I had never read anything by Josephine Tey before.  I was interested in reading Brat Farrar because I'd read about it on bookshelves of doom and was intrigued.  I've actually been reading this for like four months.  I'd read a bit, but then something else would come along and I'd have to read that, then I'd come back, then something else would come up.  But I finally finished it, and as it got toward the end I wouldn't have put it aside anyway because I desperately wanted to know what was going to happen.

You'd think that Brat would be the bad guy.  He is, after all, pretending to be a long-missing member of the family and claiming other people's money as his own.  You'd think it would be hard to make that character into someone sympathetic that you'd root for.  It was so conflicting!  Brat is clearly doing something very wrong, yet you want him to work things out, and Simon, who it seems is in the right, is the giant jerk.

Brat is determined to solve the mystery of Patrick Ashby.  Patrick's death was ruled a suicide, although the body was never found.  Brat is suspicious of Simon.  He thinks he knows more about Patrick's "death" than he lets on.  Brat begins to investigate and makes a gruesome and troubling discovery.  Now Brat has to make a difficult choice.  In order to set things right, he'll have to reveal what he's done and who he really is, and by doing so lose the love and trust of the family who he has come to deeply care about.

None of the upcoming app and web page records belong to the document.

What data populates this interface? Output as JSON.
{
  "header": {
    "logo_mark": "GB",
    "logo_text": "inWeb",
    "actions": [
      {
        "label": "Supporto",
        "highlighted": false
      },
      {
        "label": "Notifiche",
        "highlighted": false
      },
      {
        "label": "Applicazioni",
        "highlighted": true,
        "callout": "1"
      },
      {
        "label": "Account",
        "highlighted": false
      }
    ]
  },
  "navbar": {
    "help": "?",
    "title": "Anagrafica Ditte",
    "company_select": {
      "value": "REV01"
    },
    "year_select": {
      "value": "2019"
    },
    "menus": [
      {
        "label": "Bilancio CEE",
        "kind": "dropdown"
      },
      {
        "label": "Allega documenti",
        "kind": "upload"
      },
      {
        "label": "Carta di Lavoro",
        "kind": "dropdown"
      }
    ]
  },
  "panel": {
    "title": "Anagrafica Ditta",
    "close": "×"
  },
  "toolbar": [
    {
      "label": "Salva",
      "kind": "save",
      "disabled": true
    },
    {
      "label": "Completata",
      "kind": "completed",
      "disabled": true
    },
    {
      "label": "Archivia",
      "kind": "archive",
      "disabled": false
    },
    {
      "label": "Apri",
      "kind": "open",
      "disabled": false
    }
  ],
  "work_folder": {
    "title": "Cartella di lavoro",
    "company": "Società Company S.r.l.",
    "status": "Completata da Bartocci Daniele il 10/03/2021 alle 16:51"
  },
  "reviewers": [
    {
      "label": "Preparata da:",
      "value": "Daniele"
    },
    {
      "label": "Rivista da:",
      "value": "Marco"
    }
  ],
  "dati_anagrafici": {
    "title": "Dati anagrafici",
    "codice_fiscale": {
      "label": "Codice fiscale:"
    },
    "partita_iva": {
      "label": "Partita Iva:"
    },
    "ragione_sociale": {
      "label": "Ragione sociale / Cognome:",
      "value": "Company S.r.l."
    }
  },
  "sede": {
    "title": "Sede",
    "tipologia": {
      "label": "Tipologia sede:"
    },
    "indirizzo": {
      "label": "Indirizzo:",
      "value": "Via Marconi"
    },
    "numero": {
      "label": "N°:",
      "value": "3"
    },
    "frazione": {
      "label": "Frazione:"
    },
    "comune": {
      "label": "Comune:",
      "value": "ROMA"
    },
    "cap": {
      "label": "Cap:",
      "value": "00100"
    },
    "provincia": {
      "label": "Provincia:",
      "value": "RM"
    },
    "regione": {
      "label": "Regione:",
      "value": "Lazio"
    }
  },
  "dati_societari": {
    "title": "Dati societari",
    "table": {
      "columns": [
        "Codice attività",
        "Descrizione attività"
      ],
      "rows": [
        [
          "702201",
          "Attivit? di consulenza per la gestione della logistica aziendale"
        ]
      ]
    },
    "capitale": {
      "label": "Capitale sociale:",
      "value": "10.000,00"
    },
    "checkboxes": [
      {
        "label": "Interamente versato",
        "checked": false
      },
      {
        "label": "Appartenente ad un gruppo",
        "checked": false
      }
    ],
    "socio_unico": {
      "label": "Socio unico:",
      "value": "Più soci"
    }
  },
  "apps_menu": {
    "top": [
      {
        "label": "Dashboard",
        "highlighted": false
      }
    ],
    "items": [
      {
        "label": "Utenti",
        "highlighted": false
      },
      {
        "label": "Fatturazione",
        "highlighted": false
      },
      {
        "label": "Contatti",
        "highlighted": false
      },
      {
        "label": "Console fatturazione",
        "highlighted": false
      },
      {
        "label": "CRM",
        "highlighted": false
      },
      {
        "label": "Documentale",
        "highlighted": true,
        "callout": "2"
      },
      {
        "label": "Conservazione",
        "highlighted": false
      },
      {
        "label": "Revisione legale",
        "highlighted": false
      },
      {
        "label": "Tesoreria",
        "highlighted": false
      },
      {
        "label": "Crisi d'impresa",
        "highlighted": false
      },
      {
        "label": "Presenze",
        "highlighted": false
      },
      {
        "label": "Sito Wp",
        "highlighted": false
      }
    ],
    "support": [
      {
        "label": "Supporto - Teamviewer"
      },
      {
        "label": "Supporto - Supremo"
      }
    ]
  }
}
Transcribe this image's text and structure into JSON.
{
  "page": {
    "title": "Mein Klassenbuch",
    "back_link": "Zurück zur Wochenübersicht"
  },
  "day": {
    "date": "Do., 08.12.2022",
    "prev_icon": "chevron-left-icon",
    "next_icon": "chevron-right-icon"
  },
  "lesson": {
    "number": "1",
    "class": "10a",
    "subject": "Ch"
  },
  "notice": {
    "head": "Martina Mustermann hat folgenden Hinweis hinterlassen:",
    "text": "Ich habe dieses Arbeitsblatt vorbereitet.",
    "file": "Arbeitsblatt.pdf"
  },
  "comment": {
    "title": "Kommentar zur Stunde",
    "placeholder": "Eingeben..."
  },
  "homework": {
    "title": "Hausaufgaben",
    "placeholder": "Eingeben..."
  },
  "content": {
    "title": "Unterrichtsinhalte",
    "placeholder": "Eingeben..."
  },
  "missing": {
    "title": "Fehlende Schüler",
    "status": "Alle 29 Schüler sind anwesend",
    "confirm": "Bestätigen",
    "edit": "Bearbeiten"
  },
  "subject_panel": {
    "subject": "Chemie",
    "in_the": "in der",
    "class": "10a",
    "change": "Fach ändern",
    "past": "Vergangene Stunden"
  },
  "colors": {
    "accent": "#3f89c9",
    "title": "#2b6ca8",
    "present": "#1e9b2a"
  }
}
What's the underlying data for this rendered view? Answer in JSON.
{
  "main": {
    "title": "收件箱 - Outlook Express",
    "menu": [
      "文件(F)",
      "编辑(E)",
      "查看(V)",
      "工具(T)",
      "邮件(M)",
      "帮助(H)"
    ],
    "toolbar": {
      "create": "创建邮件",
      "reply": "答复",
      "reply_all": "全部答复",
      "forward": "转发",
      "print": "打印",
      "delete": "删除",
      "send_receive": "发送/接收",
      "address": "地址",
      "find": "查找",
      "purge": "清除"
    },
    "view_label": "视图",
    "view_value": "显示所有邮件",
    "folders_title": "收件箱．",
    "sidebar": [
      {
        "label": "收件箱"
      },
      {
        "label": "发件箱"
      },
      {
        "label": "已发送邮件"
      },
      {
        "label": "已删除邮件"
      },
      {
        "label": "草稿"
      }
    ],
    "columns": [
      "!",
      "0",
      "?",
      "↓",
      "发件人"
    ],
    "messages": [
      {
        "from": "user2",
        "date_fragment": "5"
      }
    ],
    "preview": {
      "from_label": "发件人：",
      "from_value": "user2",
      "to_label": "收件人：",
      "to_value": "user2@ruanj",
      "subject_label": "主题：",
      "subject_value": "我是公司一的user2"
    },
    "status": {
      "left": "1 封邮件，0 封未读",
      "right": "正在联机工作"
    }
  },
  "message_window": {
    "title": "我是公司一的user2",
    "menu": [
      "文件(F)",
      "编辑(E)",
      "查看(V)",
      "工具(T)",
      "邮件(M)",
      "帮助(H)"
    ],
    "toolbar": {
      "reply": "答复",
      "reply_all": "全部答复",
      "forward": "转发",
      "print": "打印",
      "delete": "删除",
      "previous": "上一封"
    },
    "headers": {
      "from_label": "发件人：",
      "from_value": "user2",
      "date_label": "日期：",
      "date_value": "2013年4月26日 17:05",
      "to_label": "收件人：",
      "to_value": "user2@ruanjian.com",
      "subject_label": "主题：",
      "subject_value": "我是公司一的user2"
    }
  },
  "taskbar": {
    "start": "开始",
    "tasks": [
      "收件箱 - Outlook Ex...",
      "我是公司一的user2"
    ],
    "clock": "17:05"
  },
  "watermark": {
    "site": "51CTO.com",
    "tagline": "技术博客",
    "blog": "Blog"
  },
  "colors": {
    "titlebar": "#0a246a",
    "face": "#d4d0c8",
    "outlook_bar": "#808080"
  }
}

I do so love a well-written mystery, and this was great.  It was in a book called A Cup of Tey, which has two other works by Josephine Tey, so I have more delightful mysteries to look forward to.

Friday, April 1, 2011

Bloody Jack by L.A. Meyer

"Being an Account of the curious Adventures of Mary "Jacky" Faber, Ship's Boy."  A street child from a young age, Mary Faber roves with her street gang until their leader is killed.  Desperate to get off the streets, Mary, who's always been small and plain, cuts off her hair, puts on her dead leader's clothes and gets herself taken on as a ship's boy on the HMS Dolphin, a warship.  Now all she has to do is not let anyone know she's a girl, which becomes harder and harder the longer she's on board.

This had been recommended to me by a colleague, and I actually didn't like it all that much at first.  When things got going on board the ship though, I got more into it and ended up really enjoying it.  Mary was an engaging, multidimensional character.  She's smart and resourceful, but still makes plenty of mistakes and gets herself into unfortunate situations which she has to get herself out of again.  
Related Posts Plugin for WordPress, Blogger...